/Fig - 1/
Maps of SST's areas referenced above /Fig - 2/ and observed data:
/Fig - 2/
/Fig - 3/
The North Atlantic & Arctic Oscillation patterns of the past several months /Fig -5/ are shown here:
Fig - 5
I'lll discuss these more when we get closer to the Winter Outlook publish date (Nov). As you can see the North Atlantic Oscillation /NAO/ has been weakly negative much of the summer while the Arctic Oscillation /AO/ has been fairly neutral. Why such a hot summer with the NAO being negative? Just because the NAO was negative doesn't mean the implied cooler heights and surface air was delivered to the Great Lakes. Remember though; we did have an impressive Canadian Upper Low that forced somewhat cooler air at times into the region. That upper low was one of the polar upper air systems that was indeed reflective of the negative /NAO-/ at times this past summer. Meaning; in response to the NAO-, the cold upper low was able to meander far enough south and thus; infiltrate the Great Lakes and Northeast with refreshingly cooler, drier "Polar" oriented air. More about this soon in my summer review in September.
Back to the Autumn;
There are really no good indicators for trends this fall with basically; a downwind Neutral ENSO effect
across the Great Lakes and variable NAO/AO. With this kind of pattern we remain at the mercy of the
weakening summer ridge and the cold upper low (and thus; NAO/AO) in Canada; leading to an amplified and changeable pattern. Current model predictions of the NAO/AO are lousy. For example; just take a look at this model predictability of the NAO/PNA /Fig - 6/ during the Winters of 2000-05 for up to 15 days ahead.This is from an interesting paper by Ake Johansson in the Journal of Climate published in May of 2007.
Fig - 6
The skill in predicting the index of (left) the NAO and (right) the PNA as measured by the correlation coefficient (1) is shown with thick lines for the NCEP (black) and ECMWF (gray) models as a function of forecast lead time. The regular traditional centered anomaly correlation (AC) for both models are shown as thin lines with corresponding color shades in both panels. The skill of a persistence forecast of the two indices is shown as thin dotted lines. The data are from the extended winter months (1 November–31 March) of 2000–05. Correlations are multiplied by 100.
Looking at recent upper air trends, NAO/AO patterns along with neutral to weak El Nino patterns look for temperatures to average somewhat above normal for the Autumn. Since the downwind effects of El Nino really shouldn't be going for at least a month or two; little of the cooler and wetter autumn pattern normally associated with El Nino is anticipated till later this fall...especially since it will be weak.
Normal to below normal precipitation is expected this fall based again, on the same reasoning as above.

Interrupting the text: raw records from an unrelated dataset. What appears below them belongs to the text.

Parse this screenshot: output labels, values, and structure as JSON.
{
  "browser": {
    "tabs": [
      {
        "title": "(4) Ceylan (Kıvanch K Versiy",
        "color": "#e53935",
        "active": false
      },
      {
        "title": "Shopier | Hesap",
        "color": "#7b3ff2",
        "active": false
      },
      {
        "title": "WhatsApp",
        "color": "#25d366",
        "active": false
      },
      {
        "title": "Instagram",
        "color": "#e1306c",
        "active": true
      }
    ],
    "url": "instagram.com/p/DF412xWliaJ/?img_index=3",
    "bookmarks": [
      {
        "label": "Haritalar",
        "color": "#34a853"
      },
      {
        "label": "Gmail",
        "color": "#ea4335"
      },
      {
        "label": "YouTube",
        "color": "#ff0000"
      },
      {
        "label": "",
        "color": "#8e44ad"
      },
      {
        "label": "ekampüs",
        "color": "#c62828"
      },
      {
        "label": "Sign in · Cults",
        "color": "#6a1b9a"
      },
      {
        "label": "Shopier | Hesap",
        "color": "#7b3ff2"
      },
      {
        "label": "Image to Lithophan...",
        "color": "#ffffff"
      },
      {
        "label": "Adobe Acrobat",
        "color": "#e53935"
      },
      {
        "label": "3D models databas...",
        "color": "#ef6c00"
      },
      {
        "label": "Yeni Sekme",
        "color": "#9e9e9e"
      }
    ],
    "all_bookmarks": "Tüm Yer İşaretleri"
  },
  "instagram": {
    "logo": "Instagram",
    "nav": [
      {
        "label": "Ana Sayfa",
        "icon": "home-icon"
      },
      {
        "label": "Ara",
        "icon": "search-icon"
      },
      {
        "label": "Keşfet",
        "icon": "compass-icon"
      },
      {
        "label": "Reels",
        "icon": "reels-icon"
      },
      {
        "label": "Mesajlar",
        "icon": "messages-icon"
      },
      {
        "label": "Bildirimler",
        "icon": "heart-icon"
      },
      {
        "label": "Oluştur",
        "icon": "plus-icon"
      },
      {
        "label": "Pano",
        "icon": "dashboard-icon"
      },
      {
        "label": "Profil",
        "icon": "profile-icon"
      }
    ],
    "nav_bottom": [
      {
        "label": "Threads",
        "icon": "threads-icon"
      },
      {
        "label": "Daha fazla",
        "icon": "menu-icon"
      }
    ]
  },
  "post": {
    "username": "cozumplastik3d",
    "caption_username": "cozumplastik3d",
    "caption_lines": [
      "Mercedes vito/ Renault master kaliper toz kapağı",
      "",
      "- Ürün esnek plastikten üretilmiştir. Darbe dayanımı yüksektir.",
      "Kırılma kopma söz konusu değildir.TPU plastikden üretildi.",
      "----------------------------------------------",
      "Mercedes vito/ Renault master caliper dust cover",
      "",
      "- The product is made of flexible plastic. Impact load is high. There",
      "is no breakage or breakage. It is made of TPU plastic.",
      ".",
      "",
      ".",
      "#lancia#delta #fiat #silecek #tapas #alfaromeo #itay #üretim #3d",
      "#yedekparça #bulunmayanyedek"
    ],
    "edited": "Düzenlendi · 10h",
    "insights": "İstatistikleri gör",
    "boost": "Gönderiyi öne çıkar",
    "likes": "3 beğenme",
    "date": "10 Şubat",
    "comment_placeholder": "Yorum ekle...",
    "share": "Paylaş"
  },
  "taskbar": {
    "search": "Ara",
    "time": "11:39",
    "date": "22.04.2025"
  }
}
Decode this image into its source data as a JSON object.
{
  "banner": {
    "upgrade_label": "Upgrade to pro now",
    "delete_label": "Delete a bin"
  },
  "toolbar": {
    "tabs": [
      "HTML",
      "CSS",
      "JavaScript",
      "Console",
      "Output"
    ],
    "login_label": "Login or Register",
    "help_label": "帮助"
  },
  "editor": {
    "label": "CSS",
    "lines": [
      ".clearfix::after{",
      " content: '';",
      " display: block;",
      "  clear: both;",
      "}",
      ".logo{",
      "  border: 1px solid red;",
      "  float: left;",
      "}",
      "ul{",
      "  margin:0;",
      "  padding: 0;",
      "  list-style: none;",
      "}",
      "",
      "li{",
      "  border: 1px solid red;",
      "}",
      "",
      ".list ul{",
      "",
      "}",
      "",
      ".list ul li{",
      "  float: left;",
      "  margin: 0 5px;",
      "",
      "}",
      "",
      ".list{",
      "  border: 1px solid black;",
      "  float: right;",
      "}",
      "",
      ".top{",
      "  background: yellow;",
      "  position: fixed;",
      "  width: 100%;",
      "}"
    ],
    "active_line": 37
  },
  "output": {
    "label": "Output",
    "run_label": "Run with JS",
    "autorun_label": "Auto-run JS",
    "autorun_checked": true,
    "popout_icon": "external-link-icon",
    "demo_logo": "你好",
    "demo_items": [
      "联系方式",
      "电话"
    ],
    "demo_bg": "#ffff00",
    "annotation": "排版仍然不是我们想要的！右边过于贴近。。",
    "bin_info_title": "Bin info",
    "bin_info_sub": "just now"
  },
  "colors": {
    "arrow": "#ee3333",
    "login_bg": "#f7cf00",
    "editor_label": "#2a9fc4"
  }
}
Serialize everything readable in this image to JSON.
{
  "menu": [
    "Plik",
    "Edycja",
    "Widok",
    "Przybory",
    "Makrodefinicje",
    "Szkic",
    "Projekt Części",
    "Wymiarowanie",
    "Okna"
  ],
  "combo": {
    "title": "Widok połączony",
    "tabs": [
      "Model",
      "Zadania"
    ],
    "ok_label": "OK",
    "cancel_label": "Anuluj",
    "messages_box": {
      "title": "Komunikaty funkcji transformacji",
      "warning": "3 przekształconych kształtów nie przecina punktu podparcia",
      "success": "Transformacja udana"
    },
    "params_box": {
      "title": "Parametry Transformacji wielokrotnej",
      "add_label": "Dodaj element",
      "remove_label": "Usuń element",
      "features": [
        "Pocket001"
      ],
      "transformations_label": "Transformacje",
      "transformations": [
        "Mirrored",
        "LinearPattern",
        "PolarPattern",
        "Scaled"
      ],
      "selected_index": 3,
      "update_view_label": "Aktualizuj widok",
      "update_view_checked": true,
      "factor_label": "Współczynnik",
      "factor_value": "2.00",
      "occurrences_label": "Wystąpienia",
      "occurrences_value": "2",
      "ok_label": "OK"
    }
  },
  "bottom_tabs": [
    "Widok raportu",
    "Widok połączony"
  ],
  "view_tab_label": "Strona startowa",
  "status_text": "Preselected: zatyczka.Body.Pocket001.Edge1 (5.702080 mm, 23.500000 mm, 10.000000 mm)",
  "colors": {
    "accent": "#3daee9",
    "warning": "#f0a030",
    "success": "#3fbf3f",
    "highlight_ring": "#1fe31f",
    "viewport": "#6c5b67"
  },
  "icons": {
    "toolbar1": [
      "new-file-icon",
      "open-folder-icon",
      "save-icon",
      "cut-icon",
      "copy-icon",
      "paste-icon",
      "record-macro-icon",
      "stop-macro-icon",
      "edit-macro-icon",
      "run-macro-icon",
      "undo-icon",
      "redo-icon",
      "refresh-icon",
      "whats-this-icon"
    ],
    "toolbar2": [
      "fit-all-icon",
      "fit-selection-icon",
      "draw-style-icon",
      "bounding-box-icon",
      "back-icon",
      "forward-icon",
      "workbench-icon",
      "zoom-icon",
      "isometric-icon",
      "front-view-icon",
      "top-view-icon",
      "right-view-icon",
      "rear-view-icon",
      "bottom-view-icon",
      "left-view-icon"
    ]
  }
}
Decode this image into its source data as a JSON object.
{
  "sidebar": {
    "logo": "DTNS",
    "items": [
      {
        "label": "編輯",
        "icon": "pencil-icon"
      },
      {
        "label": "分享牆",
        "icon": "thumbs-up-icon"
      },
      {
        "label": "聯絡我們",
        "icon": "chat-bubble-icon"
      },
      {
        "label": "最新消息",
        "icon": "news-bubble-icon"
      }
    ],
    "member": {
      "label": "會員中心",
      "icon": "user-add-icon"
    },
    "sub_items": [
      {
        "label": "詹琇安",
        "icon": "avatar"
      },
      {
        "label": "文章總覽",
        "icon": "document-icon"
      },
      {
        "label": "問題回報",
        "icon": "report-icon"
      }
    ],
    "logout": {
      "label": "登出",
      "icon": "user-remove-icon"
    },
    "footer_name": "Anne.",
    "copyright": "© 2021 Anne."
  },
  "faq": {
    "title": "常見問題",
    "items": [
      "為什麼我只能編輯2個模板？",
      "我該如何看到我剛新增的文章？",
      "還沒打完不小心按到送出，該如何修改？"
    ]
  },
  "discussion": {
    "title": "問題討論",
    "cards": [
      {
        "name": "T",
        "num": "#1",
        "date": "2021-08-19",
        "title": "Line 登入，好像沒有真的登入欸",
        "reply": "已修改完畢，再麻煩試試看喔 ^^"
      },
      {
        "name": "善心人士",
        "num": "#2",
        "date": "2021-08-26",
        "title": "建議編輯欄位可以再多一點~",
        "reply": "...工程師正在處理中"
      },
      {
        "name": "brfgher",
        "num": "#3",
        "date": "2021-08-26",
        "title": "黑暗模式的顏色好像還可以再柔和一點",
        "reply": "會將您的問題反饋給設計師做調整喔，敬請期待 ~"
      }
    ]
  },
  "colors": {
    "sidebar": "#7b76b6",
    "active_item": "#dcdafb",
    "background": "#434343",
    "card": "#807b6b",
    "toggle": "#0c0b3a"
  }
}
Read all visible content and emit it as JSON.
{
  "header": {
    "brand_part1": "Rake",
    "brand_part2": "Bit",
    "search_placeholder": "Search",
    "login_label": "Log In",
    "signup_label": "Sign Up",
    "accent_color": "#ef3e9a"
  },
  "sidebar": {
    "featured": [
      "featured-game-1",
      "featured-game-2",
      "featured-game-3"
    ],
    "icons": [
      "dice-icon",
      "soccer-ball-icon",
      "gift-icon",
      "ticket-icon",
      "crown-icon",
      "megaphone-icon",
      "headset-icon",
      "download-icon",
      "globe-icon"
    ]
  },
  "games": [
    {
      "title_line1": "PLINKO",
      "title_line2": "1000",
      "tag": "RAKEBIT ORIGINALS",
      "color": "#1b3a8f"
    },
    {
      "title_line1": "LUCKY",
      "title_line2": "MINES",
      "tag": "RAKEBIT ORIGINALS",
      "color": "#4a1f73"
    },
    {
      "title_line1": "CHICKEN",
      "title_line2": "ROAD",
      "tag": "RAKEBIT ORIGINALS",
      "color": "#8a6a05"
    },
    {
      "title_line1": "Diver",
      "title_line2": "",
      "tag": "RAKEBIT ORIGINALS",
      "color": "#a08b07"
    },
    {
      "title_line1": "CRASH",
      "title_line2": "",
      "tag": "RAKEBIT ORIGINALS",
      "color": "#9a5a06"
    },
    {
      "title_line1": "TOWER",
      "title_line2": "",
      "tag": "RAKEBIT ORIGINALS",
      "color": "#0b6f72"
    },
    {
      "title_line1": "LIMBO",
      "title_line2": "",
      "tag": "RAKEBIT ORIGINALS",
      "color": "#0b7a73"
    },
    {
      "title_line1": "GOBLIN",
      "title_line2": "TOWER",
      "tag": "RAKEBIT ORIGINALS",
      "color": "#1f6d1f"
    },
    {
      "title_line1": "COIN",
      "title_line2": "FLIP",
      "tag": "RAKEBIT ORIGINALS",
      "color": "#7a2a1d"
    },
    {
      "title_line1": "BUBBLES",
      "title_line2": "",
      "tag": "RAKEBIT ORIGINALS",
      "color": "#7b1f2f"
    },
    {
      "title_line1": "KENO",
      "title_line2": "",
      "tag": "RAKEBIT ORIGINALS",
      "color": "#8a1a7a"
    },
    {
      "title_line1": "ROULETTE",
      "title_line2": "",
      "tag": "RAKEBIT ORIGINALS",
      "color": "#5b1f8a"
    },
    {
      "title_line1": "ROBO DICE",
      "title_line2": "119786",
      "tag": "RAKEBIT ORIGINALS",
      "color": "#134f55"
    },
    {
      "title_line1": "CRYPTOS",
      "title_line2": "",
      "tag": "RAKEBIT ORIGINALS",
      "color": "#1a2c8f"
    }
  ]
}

The crest of the full Harvest Moon will illuminate the sky on Saturday September 29 at 11:19 PM EDT
Halloween falls on a Wednesday this fall; October 31st, 2012
Making weather fun while we all learn,
Bill Deedler -SEMI_WeatherHistorian